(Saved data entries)
* * * * *

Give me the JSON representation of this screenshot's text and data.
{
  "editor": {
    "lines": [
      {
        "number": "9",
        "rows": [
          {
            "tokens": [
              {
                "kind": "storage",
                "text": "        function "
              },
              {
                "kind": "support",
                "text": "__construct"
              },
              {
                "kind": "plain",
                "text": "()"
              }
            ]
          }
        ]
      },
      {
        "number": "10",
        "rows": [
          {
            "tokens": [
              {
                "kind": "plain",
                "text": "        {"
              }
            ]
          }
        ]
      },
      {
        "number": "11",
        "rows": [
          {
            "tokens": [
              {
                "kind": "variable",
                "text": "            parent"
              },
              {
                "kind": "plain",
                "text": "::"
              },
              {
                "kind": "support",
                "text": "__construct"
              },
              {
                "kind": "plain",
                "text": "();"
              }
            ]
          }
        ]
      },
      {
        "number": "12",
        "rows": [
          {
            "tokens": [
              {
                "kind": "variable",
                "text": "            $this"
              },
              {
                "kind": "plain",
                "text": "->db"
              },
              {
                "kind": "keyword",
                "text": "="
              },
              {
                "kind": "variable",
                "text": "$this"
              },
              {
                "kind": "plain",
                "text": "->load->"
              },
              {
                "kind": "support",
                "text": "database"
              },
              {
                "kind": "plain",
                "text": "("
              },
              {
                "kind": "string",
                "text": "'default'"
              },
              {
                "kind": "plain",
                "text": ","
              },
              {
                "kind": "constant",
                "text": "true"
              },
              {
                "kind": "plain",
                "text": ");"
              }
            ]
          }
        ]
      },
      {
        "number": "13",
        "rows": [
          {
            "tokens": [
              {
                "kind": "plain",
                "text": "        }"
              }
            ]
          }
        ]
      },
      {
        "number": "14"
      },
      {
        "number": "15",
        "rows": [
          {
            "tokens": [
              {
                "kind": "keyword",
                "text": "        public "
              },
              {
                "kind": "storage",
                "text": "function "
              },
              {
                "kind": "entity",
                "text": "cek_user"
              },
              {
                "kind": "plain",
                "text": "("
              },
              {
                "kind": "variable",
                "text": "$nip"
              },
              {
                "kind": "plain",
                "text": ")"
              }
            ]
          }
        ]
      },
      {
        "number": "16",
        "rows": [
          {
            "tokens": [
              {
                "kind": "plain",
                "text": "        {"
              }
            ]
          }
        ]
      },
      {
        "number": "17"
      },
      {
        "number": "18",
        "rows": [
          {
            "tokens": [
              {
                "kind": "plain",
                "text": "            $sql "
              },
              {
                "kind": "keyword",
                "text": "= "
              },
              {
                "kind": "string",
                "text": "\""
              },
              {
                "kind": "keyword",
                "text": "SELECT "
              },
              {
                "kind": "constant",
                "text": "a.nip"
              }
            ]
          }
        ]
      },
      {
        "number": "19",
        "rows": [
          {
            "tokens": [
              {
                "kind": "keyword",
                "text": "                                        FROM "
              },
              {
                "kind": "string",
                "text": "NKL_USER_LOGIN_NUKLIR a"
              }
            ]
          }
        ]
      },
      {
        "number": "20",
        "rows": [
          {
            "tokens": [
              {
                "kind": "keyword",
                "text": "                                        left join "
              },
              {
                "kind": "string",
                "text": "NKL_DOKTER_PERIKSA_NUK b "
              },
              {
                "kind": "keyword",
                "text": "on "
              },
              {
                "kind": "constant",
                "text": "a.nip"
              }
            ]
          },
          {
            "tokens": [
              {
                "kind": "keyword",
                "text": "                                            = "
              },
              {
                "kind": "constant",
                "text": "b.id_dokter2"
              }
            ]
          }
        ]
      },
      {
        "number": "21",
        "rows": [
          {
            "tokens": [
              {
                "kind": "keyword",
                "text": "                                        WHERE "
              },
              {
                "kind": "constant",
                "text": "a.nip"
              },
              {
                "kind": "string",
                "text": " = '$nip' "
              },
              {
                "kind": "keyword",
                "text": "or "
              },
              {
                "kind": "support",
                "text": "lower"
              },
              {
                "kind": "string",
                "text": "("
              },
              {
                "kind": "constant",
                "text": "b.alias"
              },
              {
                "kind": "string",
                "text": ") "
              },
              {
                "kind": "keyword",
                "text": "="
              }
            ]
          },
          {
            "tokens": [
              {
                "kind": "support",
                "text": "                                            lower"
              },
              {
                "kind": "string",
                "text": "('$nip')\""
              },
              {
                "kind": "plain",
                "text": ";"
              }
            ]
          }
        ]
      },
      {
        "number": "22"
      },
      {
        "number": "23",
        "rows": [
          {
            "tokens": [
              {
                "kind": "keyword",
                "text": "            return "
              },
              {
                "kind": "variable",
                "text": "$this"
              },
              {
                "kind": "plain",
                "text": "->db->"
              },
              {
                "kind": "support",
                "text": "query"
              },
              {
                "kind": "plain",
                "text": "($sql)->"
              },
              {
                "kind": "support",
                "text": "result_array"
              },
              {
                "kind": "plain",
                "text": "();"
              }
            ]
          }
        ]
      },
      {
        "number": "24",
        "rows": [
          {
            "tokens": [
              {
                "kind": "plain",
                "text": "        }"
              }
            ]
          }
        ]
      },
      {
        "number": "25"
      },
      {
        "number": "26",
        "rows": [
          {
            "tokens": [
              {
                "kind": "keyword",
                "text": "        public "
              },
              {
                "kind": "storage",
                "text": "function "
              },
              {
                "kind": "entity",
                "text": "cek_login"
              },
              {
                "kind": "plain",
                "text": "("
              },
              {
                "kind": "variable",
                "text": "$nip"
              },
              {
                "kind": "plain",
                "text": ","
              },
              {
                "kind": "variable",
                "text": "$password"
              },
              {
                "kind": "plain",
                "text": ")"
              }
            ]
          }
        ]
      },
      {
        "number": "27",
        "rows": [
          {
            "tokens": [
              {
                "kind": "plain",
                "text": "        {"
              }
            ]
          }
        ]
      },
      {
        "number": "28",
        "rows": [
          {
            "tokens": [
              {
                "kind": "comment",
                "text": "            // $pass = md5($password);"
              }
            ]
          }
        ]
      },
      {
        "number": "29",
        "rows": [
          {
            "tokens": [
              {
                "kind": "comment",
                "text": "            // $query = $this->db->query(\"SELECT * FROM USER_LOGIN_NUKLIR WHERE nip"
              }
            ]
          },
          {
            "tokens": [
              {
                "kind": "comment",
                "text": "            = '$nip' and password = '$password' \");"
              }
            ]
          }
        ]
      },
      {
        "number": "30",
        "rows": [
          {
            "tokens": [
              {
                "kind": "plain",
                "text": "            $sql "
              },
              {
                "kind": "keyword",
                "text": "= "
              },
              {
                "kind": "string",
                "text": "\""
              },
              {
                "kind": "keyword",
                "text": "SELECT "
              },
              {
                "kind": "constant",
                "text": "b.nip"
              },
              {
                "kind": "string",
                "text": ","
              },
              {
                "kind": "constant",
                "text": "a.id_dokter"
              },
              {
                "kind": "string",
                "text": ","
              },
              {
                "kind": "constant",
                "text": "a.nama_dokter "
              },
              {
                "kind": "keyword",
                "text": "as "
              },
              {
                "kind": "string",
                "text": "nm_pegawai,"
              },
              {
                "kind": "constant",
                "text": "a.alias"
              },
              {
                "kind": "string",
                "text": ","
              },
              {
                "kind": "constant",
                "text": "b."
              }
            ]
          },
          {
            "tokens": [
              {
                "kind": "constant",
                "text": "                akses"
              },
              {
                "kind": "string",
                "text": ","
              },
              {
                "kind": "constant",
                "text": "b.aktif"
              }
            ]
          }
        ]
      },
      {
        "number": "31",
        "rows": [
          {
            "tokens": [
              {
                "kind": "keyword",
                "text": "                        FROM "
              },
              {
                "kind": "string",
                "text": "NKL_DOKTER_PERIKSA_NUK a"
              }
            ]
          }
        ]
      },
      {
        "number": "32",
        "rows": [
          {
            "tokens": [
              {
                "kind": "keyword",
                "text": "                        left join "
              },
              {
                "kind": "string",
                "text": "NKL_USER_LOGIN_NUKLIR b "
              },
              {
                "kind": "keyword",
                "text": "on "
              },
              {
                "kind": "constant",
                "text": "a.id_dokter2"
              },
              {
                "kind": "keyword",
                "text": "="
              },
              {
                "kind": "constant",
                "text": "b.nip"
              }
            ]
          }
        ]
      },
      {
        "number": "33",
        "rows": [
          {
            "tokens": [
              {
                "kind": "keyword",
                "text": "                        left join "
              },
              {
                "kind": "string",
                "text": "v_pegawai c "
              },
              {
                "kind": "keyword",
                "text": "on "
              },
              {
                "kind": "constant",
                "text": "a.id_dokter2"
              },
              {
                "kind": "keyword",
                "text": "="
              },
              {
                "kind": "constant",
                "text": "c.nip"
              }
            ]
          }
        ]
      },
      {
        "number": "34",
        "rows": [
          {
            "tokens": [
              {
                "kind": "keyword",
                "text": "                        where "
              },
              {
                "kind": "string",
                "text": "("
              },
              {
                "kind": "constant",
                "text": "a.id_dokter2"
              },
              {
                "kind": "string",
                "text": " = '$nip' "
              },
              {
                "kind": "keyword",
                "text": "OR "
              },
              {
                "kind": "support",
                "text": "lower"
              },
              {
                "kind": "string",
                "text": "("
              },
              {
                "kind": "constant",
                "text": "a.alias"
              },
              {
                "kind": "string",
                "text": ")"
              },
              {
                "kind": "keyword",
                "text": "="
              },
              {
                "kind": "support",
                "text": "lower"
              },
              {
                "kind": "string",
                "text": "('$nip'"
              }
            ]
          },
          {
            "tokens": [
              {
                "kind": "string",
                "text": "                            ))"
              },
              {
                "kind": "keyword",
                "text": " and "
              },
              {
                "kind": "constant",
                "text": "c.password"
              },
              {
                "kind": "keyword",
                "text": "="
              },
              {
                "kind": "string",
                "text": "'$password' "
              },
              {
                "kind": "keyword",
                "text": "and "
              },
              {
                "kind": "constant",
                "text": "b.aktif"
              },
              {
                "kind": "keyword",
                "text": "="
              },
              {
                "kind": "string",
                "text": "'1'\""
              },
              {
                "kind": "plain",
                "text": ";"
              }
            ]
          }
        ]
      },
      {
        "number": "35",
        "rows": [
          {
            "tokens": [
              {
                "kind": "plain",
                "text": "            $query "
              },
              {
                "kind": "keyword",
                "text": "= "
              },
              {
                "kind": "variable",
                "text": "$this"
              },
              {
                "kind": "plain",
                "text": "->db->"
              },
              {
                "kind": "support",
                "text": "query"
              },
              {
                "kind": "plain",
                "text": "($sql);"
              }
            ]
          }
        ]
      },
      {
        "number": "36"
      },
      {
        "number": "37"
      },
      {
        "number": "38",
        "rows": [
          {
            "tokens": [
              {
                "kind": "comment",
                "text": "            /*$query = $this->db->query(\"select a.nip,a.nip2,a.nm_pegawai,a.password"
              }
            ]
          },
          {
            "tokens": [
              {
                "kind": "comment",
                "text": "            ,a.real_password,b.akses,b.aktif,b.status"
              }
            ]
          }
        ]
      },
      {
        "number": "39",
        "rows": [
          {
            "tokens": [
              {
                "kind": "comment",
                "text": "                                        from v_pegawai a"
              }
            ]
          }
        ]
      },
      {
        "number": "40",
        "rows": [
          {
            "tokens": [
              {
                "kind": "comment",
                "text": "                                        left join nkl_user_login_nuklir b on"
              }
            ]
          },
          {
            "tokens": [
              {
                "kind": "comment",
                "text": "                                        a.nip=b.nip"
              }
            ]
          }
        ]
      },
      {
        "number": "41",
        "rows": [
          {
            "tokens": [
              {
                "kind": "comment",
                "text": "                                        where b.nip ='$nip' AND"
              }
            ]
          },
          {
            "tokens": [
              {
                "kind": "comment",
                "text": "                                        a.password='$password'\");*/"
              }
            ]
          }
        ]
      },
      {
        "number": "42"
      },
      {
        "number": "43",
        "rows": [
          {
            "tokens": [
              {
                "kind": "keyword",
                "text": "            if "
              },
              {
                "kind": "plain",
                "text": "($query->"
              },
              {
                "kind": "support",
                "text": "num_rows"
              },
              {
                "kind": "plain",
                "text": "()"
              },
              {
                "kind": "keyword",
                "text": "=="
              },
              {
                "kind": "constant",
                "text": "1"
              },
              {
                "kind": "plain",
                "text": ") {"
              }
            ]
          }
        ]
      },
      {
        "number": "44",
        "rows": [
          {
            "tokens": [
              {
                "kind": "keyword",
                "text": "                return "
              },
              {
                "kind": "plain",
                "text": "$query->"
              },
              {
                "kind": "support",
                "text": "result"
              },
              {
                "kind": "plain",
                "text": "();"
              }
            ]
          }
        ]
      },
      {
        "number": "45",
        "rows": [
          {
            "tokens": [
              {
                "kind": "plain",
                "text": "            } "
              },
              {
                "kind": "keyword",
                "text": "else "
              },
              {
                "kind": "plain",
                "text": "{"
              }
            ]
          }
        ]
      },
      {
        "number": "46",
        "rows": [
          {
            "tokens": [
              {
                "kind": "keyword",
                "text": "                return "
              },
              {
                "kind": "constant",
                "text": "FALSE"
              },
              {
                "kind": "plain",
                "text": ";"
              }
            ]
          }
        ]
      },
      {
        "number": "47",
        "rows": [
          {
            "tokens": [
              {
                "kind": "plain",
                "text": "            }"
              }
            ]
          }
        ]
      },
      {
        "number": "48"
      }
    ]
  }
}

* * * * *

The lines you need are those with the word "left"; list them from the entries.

**Your solution**
                "text": "                                        left join "
                "text": "                        left join "
                "text": "                        left join "
                "text": "                                        left join nkl_user_login_nuklir b on"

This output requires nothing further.